OK, all those upscuddles can happen to any candidate, but it seems to take an Obama to cause a Corey Booker. Corey Booker is the African-American mayor of Newark, N.J., who "broke" early in the cavalcade of Democratic misdeeds and loudly spilled that the negative ads on Romney "nauseated" him. Booker is one of the most appealing politicians in America. I emceed a banquet of ultra-orthodox Jews in Newark where Booker was the main speaker, and you rarely see that kind of spark between speaker and audience. After Booker's "misbehavior" to the party he was forced to make a "hostage video" (saying what he obviously didn't feel; like a hostage with a gun against his spine) taking back his negative remarks about the Democratic advertising machine. Last week, in a fit of intensified anti-Democratic rage, Corey Booker repudiated his hostage video. "I reinforce my original remarks," he said. That's worse than getting bitten by your own dog. That's like getting bitten by your own dog and needing treatment.
When things turn badly, especially after they'd been going so well, and good people find themselves wedded to an unholy cause, psychology crumbles. Why do you think Italian soldiers surrendered by the division during World War II? Are Italians cowards? No way. They just lacked any motivation to fight for their leader, Mussolini, who was allied to the late Adolf Hitler. Gallup, Rasmussen, Zogby and their like may find other language, but Obama's forces are threatened with massive "Mussolini-syndrome" defectors. And who can blame them?
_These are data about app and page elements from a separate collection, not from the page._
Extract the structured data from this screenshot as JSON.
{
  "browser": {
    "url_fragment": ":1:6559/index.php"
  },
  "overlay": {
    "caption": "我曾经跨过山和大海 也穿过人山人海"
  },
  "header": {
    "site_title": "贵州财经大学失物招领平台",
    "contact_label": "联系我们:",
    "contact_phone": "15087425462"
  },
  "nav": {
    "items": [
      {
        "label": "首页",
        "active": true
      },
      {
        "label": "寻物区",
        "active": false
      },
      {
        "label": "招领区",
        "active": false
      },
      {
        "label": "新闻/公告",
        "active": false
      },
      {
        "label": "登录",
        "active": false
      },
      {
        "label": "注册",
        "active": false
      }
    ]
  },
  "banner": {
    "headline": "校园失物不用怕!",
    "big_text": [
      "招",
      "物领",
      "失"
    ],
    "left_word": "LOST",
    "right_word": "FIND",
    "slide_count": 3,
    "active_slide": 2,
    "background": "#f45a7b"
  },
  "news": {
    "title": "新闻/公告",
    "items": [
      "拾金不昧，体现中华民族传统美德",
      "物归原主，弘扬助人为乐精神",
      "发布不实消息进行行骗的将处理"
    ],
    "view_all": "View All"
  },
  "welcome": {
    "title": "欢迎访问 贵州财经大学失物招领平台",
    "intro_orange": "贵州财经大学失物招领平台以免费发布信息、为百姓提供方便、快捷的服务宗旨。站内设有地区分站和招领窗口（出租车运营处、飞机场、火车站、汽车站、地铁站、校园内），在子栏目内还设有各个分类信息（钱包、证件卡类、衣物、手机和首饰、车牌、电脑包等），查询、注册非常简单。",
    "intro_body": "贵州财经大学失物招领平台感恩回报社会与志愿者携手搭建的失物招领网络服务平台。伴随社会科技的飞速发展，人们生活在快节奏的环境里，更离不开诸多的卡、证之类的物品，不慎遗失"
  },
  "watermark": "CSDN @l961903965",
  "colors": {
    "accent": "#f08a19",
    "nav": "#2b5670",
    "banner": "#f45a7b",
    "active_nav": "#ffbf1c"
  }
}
The hordes of Jewish grandchildren headed for Florida to persuade grandparents Obama is best for Israel have been replaced with an e-book suggesting worse trouble in Obamaland and a fresh Newsweek with a cover story urging Obama to pack up and get out.
No wonder they're putting the pies away early.